When you are a homeowner in a situation where you owe more on the mortgage than the home is worth, you may be a candidate for a short sale. The mortgage lender or bank has to agree to a short before you can proceed, but as the seller of the home, you still have a vested interest in getting the highest price possible from the buyer of the short sale property.
1. Get Approval from all Lenders
First, you have to get permission from any and all lenders that have an interest in the property to sell it in a short sale. For example, if you have a lender that holds the first mortgage on the property and then a bank that holds an equity line as a second mortgage on the property, both lenders have to agree to allow you to sell the home in a short sale. Even if your homeowners association or a contractor has a lien on your home, you have to get permission from all of these people and companies—anyone that has a vested interest in getting a piece of the cash from the home once it sells.
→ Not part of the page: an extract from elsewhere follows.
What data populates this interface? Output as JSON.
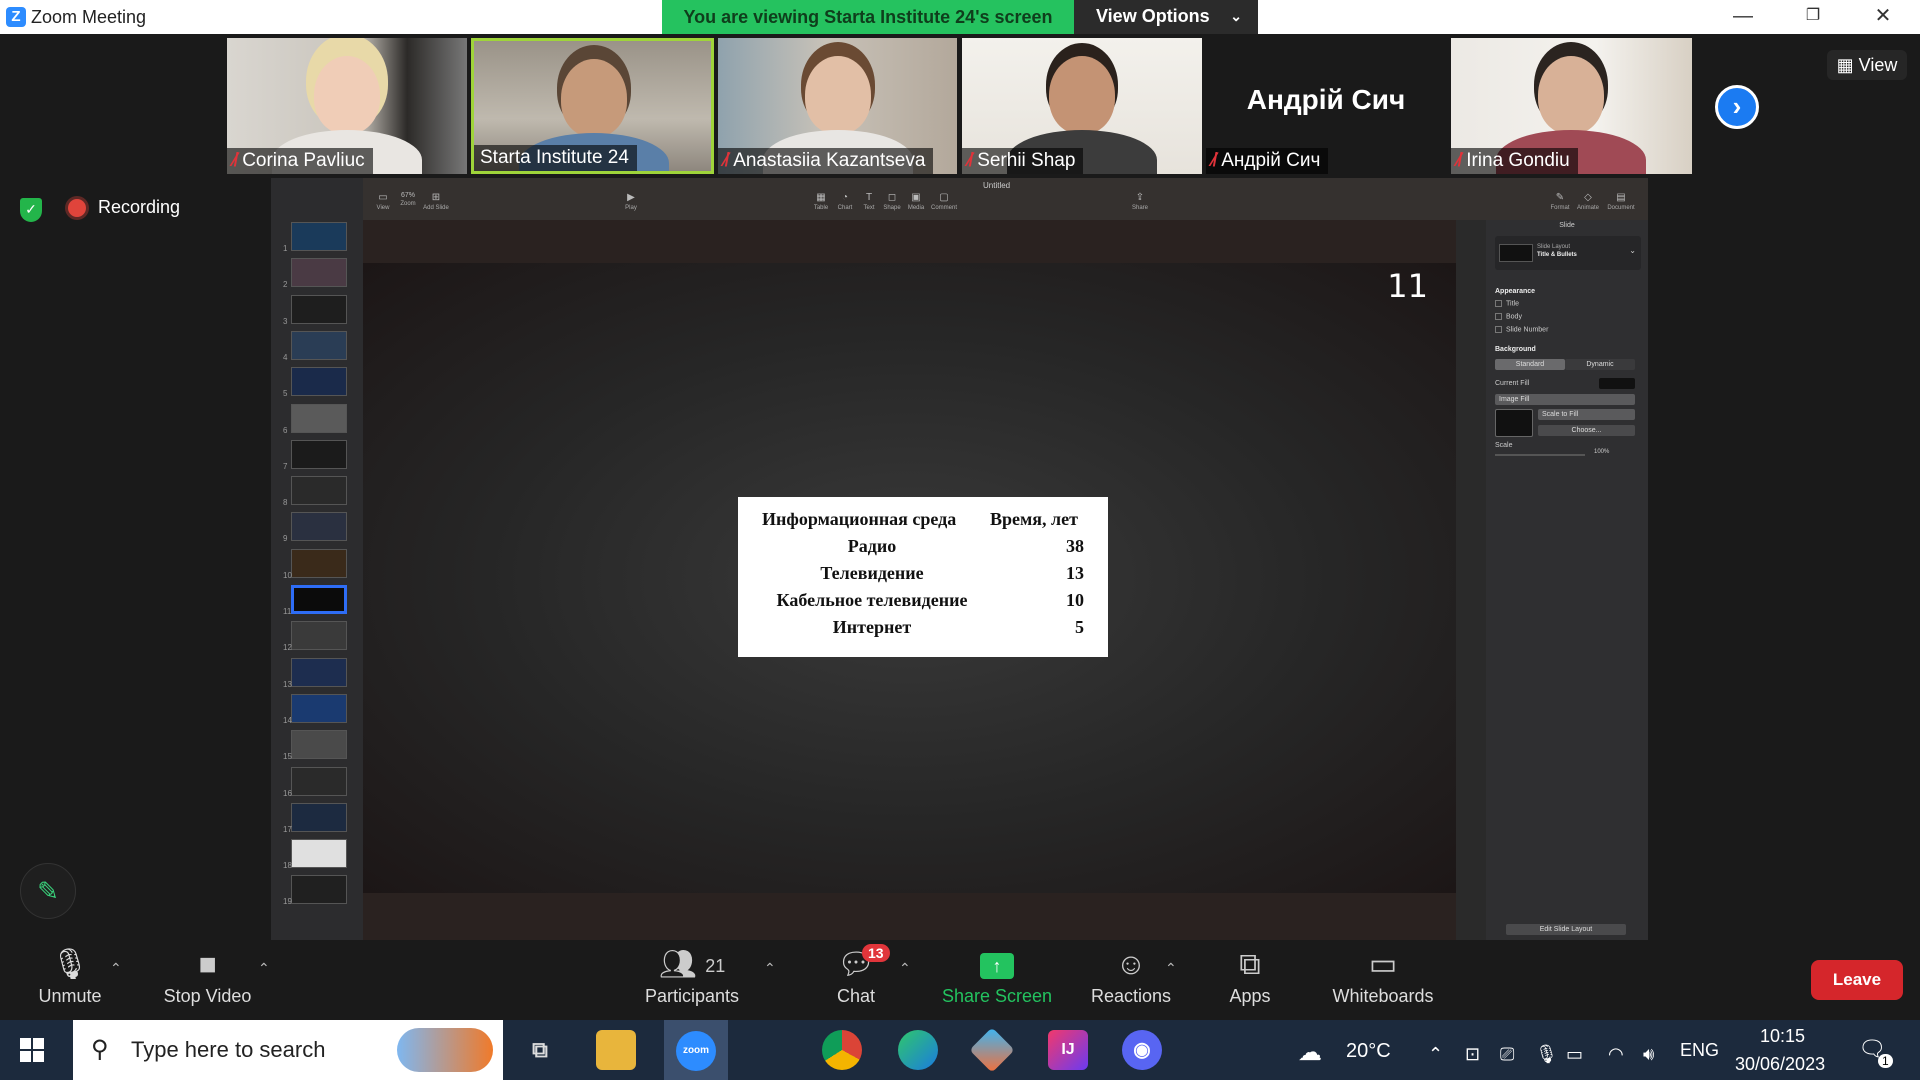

2. Assemble a Short Sale Team of Pros
The short sale process is not your traditional home sale process. This means that you want to assemble a team of real estate professionals that specialize in short sales so they can help you get the highest sale price for your home, and simply help you thorough maneuvering the process. First, find a real estate agent that lives and breathes short sales. Have them help you assemble the rest of your team, which should include a real estate attorney and title company—both experts in short sale transactions. These professionals help you determine a fair price to sell the home for and help you through the loopholes and pitfalls sellers are up against in a short sale process.
3. Be Patient
It can be stressful when you cannot afford to make your mortgage payments and you know that you owe more money on the home than it is worth. Most homeowners in this situation want to get through the process as quickly as possible. Unfortunately, for both the buyer and seller in a short sale transaction, the process tends to be slow and tedious. This means you have to be patient. You can speed up the process by being responsive to your lender or lenders when they request any information from you they need to complete the process.
4. Expect Demands
Expect demands from the lender. Remember, its goal is to lose as little as possible on the amount of the mortgage you owe them. They would rather lose some money than all of it, but expect the lender to try to agree to have you pay the difference between the amount of the short sale price and the mortgage balance after the sale is over. This is also why you need an attorney on your side because some states give lenders the right to come after you for this difference.
5. Deficit Responsibility
Read the short sale agreement you make with your lender very carefully. Some agreements accept the amount of purchase that they negotiate with the buyer and this relieves you of any further financial responsibility on the property. Other agreements state that the lender does not fully forgive the debt, or the difference between what you owe on the mortgage and how much many they receive in the short sale. Some states provide lenders with years to come after the seller for the deficit amount, so you want to make sure that once the short sale is complete, you are completely relieved of any further mortgage financial responsibilities.